Friday, April 3, 2009

Elizabeth Alexander, Poet

Elizabeth Alexander published her first book of poetry, The Venus Hottentot, in 1990, followed by the poetry collections Body of Life (1996), Antebellum Dream Book (2001), American Sublime (2005), and, with co-author Marilyn Nelson, Miss Crandall’s School for Young Ladies and Little Misses of Color (2008), a book for young adults. In her poetry Elizabeth Alexander captures the ideas, the moments, the perceptions, and the sensations, that are missed, usually, in the first and second drafts of history, the real stories of human lives. I found her American Sublime a particularly beautiful book and was surprised that her essays in The Black Interior were as interesting, as impressive. Alexander, who teaches in Yale’s African American Studies department, has a second, more recent, book of essays, Power and Possibility. She is a writer to watch, and to listen to, as much of America learned when she participated in the inauguration of President Barack Obama; but, more significantly, she will be, for a very long time, a poet whose work is to be read. There have been appreciative and critical comments made about the poem she wrote for that historic day in January, and I was curious to know what Elizabeth Alexander herself had learned from the experience (I sent her an e-mail query at the end of March and she quickly responded).

What did you learn about public poetry as a result of your inauguration experience?

Elizabeth Alexander:
"From the literally thousands of letter and emails I have received form strangers, I learned that so many people are open and receptive to public poetry.

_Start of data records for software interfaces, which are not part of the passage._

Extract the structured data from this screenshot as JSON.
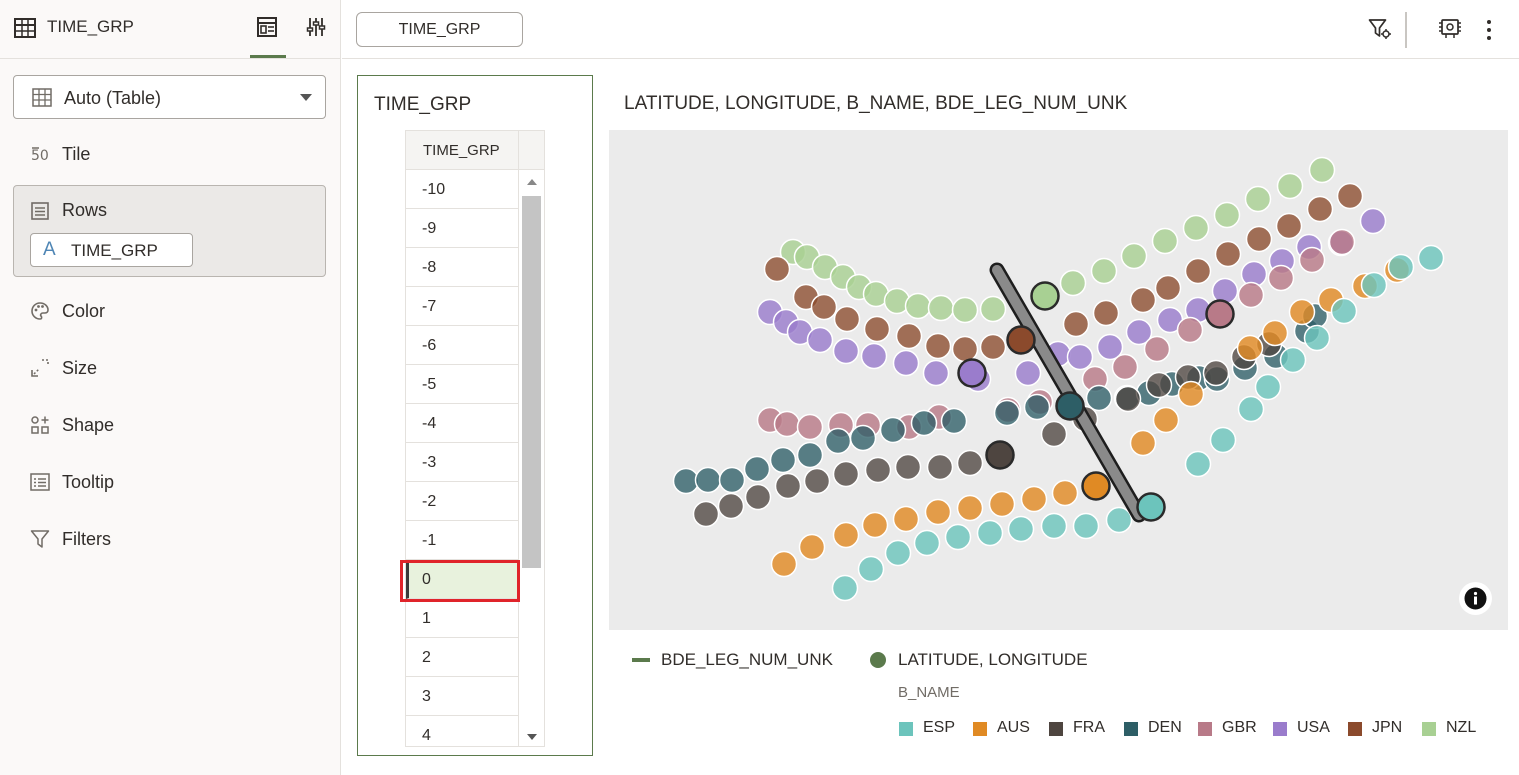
{
  "left_panel": {
    "title": "TIME_GRP",
    "viz_type": "Auto (Table)",
    "grammar": {
      "tile": "Tile",
      "rows": "Rows",
      "rows_pill": "TIME_GRP",
      "color": "Color",
      "size": "Size",
      "shape": "Shape",
      "tooltip": "Tooltip",
      "filters": "Filters"
    }
  },
  "top_bar": {
    "canvas_tab": "TIME_GRP"
  },
  "table_viz": {
    "title": "TIME_GRP",
    "column_header": "TIME_GRP",
    "rows": [
      "-10",
      "-9",
      "-8",
      "-7",
      "-6",
      "-5",
      "-4",
      "-3",
      "-2",
      "-1",
      "0",
      "1",
      "2",
      "3",
      "4"
    ],
    "selected_value": "0"
  },
  "map_viz": {
    "title": "LATITUDE, LONGITUDE, B_NAME, BDE_LEG_NUM_UNK",
    "legend": {
      "line_label": "BDE_LEG_NUM_UNK",
      "point_label": "LATITUDE, LONGITUDE",
      "color_title": "B_NAME",
      "categories": [
        {
          "name": "ESP",
          "color": "#6cc4bc"
        },
        {
          "name": "AUS",
          "color": "#e08a24"
        },
        {
          "name": "FRA",
          "color": "#4e4540"
        },
        {
          "name": "DEN",
          "color": "#2d5e66"
        },
        {
          "name": "GBR",
          "color": "#b87a88"
        },
        {
          "name": "USA",
          "color": "#9a7ccc"
        },
        {
          "name": "JPN",
          "color": "#8b4a2c"
        },
        {
          "name": "NZL",
          "color": "#a8d093"
        }
      ]
    }
  },
  "icons": {
    "table": "table-icon",
    "grammar_tab": "grammar-icon",
    "properties_tab": "sliders-icon",
    "filter_settings": "filter-settings-icon",
    "presentation": "presentation-icon",
    "more": "more-vertical-icon",
    "info": "info-icon"
  }
}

They meet it as it comes to them and respond with their own words, feelings, stories. That has been very powerful and affirming of the ability of art to have a place in the everyday lives of Americans."